* _Work request_
Look through the entries below. Report each line that has the word "JSON" in it.
┏━━
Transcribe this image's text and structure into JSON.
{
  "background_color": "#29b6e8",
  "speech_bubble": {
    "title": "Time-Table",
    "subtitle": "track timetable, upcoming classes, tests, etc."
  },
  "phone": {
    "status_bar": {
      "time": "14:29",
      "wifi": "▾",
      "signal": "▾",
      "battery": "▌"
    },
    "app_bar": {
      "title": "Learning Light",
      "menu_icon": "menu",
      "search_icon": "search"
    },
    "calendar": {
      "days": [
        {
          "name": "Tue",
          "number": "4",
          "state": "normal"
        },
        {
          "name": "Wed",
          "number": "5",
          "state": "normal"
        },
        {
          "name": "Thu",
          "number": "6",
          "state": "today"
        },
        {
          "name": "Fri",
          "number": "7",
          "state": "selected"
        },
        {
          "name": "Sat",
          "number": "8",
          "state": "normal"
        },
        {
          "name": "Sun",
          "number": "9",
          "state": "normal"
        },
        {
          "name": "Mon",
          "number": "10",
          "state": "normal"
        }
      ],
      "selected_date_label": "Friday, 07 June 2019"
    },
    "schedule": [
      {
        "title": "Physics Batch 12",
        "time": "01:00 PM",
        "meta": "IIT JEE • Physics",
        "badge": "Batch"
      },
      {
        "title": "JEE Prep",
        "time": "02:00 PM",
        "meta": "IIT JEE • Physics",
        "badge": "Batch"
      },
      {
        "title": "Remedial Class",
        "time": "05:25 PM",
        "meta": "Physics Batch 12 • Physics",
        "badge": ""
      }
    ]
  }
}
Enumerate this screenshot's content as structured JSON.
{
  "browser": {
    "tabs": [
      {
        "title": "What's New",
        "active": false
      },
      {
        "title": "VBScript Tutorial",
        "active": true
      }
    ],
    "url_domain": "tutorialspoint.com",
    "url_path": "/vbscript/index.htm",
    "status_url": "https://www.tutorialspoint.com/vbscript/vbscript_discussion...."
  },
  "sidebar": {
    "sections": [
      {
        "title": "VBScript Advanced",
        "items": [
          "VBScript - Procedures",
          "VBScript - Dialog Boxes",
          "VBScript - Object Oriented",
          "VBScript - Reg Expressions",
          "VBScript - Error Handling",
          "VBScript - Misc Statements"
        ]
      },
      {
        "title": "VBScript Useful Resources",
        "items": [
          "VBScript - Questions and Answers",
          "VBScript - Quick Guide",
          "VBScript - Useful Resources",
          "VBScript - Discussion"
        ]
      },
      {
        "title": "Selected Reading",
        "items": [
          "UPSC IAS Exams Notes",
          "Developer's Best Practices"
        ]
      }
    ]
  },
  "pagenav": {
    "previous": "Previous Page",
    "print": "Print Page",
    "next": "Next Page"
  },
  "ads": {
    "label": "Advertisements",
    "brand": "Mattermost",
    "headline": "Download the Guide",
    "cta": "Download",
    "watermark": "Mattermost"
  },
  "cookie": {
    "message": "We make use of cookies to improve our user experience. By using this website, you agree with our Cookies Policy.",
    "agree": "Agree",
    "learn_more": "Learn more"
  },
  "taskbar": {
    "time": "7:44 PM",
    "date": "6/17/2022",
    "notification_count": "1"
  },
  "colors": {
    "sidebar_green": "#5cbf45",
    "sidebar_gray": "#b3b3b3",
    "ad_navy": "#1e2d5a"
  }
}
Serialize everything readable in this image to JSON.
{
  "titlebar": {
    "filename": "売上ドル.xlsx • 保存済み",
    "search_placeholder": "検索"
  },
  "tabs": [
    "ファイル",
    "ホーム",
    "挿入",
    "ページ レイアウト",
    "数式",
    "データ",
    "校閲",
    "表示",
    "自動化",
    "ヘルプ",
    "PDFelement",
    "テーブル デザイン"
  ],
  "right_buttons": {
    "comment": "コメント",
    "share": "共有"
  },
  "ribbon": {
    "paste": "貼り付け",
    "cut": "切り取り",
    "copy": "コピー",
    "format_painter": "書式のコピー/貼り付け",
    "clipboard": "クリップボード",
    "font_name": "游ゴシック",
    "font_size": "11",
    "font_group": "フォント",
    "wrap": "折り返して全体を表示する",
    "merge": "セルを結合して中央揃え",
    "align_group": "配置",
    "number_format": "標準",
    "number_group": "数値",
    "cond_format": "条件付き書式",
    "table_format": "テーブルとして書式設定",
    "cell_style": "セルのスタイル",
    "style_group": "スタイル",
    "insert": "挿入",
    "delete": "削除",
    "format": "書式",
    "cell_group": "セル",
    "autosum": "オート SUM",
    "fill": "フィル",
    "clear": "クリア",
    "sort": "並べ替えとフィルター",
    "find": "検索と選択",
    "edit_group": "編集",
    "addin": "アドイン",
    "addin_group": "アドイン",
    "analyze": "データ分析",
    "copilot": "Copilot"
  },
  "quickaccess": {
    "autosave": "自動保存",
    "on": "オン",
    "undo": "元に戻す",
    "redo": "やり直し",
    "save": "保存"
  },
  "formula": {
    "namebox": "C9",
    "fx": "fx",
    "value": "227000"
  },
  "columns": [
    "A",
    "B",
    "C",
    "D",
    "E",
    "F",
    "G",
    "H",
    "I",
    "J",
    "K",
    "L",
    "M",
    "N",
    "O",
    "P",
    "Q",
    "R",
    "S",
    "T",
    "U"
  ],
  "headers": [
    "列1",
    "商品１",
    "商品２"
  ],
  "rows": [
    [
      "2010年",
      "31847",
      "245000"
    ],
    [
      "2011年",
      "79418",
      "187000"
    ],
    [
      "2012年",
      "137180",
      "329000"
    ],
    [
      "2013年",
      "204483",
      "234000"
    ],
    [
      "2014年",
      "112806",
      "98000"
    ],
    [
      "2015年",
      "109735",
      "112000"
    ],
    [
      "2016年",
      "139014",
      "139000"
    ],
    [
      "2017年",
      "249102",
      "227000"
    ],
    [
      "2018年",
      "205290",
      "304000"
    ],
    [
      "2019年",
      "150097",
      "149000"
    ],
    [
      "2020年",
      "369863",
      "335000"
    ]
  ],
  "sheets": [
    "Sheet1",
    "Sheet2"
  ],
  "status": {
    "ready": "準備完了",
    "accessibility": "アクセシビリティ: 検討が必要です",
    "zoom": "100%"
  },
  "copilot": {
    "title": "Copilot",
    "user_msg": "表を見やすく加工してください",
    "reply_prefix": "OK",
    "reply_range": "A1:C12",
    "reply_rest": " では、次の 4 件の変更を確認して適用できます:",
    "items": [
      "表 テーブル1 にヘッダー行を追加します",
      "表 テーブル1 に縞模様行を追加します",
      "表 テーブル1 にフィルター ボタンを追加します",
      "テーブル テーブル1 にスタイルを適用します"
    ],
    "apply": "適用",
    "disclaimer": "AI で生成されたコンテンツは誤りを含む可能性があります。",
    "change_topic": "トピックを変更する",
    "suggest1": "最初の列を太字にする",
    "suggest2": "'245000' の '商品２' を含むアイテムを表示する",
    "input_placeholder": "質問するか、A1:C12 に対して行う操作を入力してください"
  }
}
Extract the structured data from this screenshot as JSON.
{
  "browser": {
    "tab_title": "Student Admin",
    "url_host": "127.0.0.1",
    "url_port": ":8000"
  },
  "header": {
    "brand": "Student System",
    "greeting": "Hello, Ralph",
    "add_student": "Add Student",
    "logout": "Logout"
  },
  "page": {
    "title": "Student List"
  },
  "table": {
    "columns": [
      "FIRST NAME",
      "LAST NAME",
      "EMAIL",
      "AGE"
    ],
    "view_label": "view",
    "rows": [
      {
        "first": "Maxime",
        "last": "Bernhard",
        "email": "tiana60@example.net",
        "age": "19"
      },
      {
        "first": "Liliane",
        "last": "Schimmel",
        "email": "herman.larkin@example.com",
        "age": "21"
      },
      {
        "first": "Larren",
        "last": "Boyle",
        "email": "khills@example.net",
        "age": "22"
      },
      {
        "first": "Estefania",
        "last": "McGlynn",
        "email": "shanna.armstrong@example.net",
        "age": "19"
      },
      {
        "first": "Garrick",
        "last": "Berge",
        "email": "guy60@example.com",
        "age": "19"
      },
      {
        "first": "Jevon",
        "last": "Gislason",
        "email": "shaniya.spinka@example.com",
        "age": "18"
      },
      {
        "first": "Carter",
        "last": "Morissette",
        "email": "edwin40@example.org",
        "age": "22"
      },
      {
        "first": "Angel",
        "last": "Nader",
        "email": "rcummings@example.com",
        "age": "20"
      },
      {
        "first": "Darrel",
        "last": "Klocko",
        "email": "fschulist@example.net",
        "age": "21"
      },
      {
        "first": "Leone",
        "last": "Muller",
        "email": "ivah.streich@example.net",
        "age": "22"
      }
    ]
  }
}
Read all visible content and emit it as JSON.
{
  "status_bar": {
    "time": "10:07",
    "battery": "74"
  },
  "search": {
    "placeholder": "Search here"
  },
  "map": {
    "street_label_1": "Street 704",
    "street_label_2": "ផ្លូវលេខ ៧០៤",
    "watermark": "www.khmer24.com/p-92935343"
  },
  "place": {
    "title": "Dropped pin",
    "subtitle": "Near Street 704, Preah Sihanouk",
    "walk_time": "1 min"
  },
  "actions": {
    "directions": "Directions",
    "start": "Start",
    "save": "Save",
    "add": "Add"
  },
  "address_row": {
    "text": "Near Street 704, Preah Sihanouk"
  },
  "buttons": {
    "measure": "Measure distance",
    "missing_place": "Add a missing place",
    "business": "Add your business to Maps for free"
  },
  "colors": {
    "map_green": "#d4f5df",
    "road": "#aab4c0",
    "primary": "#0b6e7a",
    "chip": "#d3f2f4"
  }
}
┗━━
* _Solution for this task_
Transcribe this image's text and structure into JSON.
Enumerate this screenshot's content as structured JSON.
Serialize everything readable in this image to JSON.
Extract the structured data from this screenshot as JSON.
Read all visible content and emit it as JSON.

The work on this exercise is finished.